Wisconsin hasn’t seen the best of Miami.
The Wisconsin Badgers, Miami’s opponent in Saturday’s 2017 Orange Bowl, probably do not think the Hurricanes are very good.
Here’s why: Wisconsin left tackle Michael Deiter revealed Wednesday that his Badgers have confined their film study to Miami’s games at Florida State and Pitt and against Clemson in the ACC title game.
Miami went 1-2 in those games, getting blown out by Clemson 38-3; playing its worst game of the season in a 24-14 loss to Pitt and needing a miracle finish to edge FSU 24-20.
“Just teams that play similar pro-style offenses to us,” Deiter said when asked about which games on Miami’s schedule his Badgers have watched most intently.
“I think those games are the best ones to know what Miami wants to do against that style of offense. … The Clemson game I’ve watched a couple of times.”
Most Canes fans would prefer to travel on a five-hour flight — sitting next to a snoring man, a crying baby and Gilbert Gottfried — as opposed to watching that Clemson game twice.
But the 10th-ranked Hurricanes (10-2), who are 6 1/2-point underdogs against the sixth-ranked Badgers (12-1), will get a chance to break their two-game losing streak, ending their season on a positive note.
Wisconsin and Miami have met just once previously in the postseason, with the stronger Badgers negating the Hurricanes’ speed in a 20-14 win in the 2009 Champs Sports Bowl in Orlando.

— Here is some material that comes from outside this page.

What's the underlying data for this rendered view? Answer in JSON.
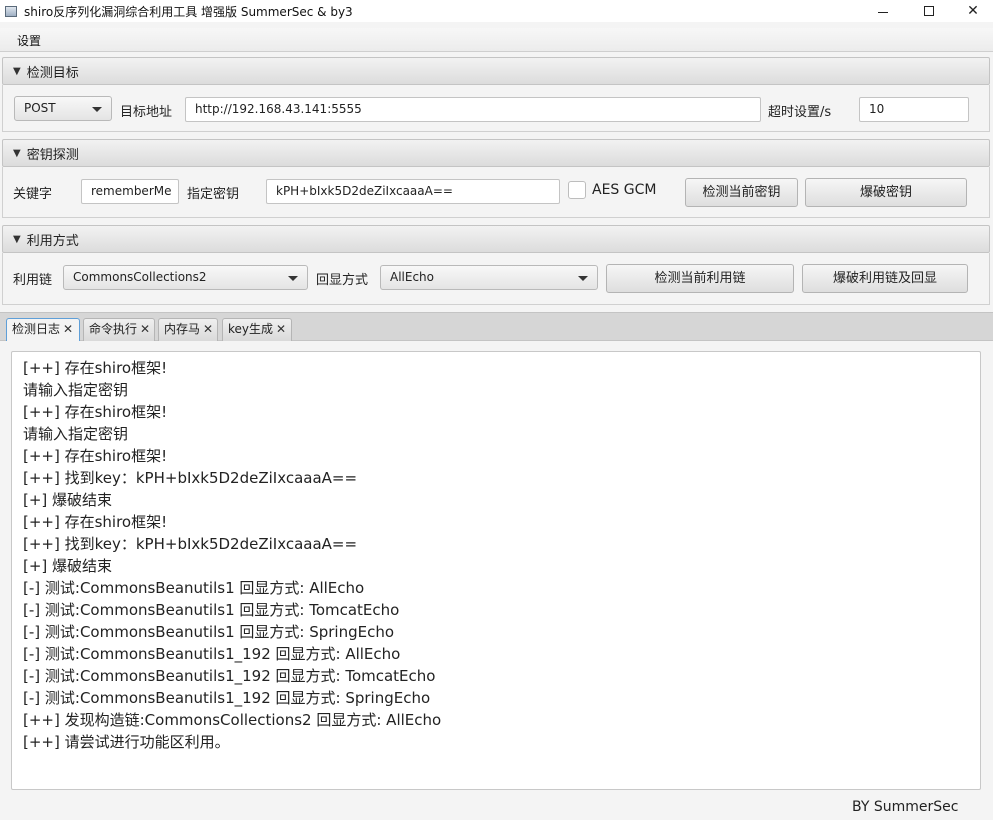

That will surely be Wisconsin’s strategy Saturday.
Badgers quarterback Alex Hornibrook is ordinary statistically. The redshirt sophomore, a second-year starter, leads a passing game that averages only 187 yards, ninth-best in the Big 10.
But the Wisconsin offensive line is special. Deiter, who switched from center to left tackle in the last week of spring, was a Sporting News second-team All-American. Right tackle David Edwards was an American Football Coaches first-team All-American. And right guard Beau Benzschawel was a third-team Associated Press All-American.
The last time Wisconsin had three All-American offensive linemen on the same team was 1921, and Benzschawel made it clear on Wednesday that the current Badgers will go with their strength.
“It’s everything,” he said of the battle up front, “not just to control the game but to send a message.”
Delivering that message — at least with the ball in his hands — will be freshman running back Jonathan Taylor, who leads the Big 10 with 1,847 rushing yards. He has scored 13 touchdowns and averages 6.8 yards per carry.
That run game fuels the Badgers, who lead the league in third-down conversion (48.8), rank second in time of possession (35:09, just three seconds off the top spot) and rank third in points (33.8).
The Badgers rank second in rush yards (229.0) and are tied for first in fewest sacks (1.5 per game).
Where Wisconsin is vulnerable is on turnovers, especially if Miami can thwart the run game and force Hornibrook to throw on third-and-long situations.
Wisconsin is only plus-three on turnovers, losing eight fumbles and throwing 15 interceptions.
The Hurricanes, who lead the nation with 3.58 sacks per game, would love to break out their “Turnover Chain” multiple times, and the Badgers — publicly at least — didn’t exhibit any ill will toward the City of Miami’s most famous piece of jewelry circa 2017.
“I think it’s cool, honestly,” Deiter said. “[Turnovers] are something you should glorify. I don’t know if I would call [the chain] necessary, but there’s some merit to putting hype around turnovers.”
For Miami, in order to stop Wisconsin’s ground assault on Saturday, it would seem that the turnover chain would be very necessary.